But the extended closing of society now being proposed by medical experts will likely impact the nation’s economy for two quarters at least.
Leading independent economist Saul Eslake told news.com.au this would lead to the already eye-watering cost of the pandemic blowing out exponentially.
He said the federal government had so far committed more than $200 billion in stimulus packages, the state governments have coughed up close to $50 billion, and all have missed out on at least $100 billion in taxes because of the crippling disruption to business and trade.
Given almost all of the relief measures have a shelf life of six months, extending the support beyond two quarters would cost federal and state governments at least $500 billion, Mr Eslake said.
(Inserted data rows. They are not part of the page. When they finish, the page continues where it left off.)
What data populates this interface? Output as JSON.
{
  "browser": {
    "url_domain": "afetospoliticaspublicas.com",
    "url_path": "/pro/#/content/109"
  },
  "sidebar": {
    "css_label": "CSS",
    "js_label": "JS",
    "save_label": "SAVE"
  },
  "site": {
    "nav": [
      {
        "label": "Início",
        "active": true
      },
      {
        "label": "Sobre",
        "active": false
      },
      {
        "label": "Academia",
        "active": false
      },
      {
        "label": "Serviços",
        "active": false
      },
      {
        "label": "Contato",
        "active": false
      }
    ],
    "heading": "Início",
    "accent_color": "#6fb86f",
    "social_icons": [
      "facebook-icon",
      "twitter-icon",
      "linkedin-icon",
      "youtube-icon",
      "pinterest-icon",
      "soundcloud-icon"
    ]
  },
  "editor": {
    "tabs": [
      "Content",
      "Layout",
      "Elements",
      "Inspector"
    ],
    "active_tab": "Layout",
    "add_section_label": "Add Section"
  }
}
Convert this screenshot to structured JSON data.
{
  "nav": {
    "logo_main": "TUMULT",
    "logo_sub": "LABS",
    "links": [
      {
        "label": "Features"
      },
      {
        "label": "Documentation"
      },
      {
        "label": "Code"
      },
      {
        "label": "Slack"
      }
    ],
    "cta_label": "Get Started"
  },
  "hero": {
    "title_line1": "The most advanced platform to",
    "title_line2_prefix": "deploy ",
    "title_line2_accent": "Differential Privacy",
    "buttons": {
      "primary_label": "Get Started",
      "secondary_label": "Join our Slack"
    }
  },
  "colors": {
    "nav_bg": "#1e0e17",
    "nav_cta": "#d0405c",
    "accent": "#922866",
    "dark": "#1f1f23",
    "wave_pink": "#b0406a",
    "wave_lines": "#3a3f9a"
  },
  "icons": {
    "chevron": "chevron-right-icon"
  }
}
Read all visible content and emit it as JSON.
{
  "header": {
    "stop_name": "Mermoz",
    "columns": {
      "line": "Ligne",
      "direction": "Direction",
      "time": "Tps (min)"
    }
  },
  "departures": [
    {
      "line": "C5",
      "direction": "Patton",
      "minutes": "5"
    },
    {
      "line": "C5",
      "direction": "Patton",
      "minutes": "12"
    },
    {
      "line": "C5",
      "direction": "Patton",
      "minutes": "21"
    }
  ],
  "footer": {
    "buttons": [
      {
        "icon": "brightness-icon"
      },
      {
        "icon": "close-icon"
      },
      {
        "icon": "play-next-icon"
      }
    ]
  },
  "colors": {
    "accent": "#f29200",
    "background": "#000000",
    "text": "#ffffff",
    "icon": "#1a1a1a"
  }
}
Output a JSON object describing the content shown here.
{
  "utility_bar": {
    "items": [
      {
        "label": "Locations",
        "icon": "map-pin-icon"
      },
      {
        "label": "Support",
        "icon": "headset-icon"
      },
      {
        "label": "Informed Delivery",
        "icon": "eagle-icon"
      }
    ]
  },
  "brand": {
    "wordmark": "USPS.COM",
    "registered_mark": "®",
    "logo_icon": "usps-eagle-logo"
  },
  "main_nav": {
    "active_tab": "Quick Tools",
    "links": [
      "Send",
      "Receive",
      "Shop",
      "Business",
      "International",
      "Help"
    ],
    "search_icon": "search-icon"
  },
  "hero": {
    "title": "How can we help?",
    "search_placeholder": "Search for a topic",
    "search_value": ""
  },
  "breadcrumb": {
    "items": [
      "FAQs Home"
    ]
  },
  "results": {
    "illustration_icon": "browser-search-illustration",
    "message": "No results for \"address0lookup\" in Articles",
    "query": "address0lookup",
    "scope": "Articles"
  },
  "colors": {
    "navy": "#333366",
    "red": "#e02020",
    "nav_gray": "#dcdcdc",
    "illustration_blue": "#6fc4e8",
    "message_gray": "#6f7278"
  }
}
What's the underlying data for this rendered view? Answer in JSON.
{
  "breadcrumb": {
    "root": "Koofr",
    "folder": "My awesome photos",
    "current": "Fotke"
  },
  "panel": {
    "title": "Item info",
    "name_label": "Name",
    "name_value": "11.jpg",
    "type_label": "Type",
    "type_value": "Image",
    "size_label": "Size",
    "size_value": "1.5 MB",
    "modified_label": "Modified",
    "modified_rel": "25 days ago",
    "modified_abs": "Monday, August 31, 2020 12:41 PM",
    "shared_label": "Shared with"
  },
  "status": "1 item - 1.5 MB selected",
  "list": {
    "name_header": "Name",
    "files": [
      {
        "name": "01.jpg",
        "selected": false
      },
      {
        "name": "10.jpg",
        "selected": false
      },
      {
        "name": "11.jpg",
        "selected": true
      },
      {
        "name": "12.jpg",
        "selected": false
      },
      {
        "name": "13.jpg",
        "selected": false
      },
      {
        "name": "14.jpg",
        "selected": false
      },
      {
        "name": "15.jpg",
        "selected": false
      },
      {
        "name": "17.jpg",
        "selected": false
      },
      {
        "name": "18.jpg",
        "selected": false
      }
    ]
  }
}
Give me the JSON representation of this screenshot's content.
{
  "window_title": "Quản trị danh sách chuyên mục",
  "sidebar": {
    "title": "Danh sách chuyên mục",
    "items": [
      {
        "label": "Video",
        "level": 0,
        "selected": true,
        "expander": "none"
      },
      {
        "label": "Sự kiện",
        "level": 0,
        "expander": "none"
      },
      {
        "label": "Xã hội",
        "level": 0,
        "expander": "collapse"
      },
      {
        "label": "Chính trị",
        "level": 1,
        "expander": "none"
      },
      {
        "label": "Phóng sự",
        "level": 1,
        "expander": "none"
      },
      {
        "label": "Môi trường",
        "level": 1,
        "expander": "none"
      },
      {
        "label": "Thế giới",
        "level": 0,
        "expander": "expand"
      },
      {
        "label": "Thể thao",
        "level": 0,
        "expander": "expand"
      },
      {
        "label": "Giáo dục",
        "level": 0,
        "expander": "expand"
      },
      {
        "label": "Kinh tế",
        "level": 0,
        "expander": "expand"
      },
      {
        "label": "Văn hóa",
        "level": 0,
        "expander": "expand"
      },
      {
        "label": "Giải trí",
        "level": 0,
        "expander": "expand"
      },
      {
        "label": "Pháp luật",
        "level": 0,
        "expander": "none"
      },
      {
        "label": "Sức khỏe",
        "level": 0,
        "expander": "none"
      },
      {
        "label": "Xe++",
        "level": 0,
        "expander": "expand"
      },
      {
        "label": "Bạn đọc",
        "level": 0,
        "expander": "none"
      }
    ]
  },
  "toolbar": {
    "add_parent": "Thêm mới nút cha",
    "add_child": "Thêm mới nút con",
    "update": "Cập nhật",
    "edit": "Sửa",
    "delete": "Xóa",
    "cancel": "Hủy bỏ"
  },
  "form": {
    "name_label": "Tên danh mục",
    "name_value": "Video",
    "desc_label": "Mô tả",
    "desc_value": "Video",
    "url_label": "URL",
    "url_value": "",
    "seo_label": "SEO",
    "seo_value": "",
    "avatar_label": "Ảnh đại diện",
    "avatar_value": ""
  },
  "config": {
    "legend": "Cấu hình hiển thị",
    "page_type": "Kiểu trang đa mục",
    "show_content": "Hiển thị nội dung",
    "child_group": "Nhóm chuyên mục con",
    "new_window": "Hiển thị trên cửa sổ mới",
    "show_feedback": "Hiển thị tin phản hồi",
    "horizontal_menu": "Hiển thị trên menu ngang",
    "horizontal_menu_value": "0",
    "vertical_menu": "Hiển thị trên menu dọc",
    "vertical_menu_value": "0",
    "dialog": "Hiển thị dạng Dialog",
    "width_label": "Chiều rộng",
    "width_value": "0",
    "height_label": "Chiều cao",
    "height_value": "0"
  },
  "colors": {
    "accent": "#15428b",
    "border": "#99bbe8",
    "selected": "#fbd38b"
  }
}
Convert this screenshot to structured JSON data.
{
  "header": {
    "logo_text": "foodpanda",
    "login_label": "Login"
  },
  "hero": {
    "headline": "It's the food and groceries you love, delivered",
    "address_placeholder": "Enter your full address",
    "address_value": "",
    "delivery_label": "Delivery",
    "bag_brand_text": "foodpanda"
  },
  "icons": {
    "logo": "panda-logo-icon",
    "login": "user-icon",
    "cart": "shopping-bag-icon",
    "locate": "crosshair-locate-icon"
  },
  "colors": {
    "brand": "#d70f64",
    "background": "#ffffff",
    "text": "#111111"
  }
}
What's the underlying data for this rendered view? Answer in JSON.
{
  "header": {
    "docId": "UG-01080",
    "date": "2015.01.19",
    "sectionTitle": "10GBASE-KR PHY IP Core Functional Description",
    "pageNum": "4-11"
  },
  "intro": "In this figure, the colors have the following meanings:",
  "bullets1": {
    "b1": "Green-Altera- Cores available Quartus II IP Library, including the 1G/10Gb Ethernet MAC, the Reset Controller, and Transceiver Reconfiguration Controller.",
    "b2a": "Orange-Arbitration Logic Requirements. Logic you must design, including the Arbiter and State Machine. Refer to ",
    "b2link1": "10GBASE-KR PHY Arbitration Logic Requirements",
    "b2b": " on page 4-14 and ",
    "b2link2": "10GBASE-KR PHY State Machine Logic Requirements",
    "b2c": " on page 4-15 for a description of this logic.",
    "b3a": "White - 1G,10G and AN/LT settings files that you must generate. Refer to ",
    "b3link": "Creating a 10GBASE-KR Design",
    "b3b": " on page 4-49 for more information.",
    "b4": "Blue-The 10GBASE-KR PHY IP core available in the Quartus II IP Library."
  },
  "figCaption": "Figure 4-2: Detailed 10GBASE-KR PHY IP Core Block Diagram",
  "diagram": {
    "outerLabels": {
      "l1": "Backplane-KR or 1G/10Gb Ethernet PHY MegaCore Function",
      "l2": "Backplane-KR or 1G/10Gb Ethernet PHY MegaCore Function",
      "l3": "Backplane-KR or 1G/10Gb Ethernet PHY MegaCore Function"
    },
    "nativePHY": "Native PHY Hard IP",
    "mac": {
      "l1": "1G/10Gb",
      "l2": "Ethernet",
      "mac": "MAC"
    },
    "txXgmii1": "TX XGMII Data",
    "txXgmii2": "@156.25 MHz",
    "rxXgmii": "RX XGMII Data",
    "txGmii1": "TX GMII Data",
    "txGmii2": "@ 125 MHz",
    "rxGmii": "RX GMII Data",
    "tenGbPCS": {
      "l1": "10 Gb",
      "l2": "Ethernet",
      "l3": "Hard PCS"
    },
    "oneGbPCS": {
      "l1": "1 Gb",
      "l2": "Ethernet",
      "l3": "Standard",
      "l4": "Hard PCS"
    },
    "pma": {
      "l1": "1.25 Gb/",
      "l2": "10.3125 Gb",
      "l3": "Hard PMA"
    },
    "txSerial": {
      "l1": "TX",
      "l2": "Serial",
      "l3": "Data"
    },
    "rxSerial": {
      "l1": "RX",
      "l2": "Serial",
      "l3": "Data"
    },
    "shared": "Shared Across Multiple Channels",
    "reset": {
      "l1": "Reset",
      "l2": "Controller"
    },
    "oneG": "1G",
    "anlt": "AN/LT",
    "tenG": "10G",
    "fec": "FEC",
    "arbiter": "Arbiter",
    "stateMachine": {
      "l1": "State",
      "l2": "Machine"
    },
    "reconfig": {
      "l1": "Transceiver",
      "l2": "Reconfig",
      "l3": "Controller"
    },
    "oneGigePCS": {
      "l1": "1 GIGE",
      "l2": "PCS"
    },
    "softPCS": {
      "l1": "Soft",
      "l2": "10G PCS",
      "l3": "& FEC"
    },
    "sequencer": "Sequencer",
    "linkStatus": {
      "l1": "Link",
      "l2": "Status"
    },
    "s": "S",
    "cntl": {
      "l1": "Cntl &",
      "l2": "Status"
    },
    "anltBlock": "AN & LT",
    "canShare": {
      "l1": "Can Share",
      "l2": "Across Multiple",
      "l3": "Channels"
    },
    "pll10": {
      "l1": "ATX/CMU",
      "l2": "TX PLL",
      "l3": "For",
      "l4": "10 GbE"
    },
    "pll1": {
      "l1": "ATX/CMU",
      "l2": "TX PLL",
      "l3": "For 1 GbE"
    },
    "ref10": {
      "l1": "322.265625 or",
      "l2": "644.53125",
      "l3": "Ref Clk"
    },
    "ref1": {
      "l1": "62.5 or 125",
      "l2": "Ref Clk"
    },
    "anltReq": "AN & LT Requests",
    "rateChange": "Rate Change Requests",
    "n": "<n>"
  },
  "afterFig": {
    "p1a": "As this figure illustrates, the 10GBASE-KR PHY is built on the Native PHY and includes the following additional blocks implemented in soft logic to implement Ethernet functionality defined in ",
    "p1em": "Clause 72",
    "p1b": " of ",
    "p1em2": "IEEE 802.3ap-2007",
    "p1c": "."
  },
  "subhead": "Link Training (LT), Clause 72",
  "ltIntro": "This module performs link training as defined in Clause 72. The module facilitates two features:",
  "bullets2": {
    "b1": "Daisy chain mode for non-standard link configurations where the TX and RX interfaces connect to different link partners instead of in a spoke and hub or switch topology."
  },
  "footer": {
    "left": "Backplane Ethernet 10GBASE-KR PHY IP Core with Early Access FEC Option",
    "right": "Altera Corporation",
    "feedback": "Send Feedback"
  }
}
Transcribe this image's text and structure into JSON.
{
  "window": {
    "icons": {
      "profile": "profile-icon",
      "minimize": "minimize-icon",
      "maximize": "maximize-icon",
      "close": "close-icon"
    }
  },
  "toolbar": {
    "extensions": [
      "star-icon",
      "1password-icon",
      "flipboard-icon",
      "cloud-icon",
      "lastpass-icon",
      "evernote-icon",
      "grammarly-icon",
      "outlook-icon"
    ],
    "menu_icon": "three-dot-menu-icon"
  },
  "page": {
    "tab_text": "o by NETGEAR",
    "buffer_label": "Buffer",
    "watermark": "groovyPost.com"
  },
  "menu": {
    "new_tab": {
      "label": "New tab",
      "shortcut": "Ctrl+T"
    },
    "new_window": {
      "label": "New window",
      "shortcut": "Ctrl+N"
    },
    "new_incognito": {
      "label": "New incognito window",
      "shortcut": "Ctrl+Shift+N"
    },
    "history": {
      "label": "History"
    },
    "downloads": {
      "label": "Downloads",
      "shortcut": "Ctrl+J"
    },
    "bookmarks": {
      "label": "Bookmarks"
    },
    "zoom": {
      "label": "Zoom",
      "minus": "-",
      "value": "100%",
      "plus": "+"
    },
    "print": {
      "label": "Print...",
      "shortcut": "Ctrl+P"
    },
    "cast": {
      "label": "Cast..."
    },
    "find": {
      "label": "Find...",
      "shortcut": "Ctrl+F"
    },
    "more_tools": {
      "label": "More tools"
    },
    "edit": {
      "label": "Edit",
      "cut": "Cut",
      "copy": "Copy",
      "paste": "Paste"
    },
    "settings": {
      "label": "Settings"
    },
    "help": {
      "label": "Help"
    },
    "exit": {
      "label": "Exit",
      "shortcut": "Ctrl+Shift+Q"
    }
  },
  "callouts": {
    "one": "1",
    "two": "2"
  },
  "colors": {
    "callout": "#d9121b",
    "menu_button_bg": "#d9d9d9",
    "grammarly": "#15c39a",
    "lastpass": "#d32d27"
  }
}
“There could be pent-up demand (for some industries),” he said.
“But the holidays that aren’t taken, the meals that aren’t eaten, the visits to the cinema or the theatre that aren’t done can’t be replaced.
“So there are permanent losses.”
AMP Capital chief economist Shane Oliver said he expected the government to relax its shutdown in the coming months.
Such an elongation to the shutdown in society, he said, would result in “real damage” to the broader economy.
“The bottom line will feed into construction and manufacturing, whereas at the moment it’s mainly service industries that are being heavily affected,” he told news.com.au.
Dr Oliver said a longer period for industries being crippled by the virus could lead to a loss to GDP of 20-25 per cent, which would be greater than the loss inflicted during the Great Depression.
“As you get further and further out, all the contractions that will occur will just start flatlining,” Dr Oliver said.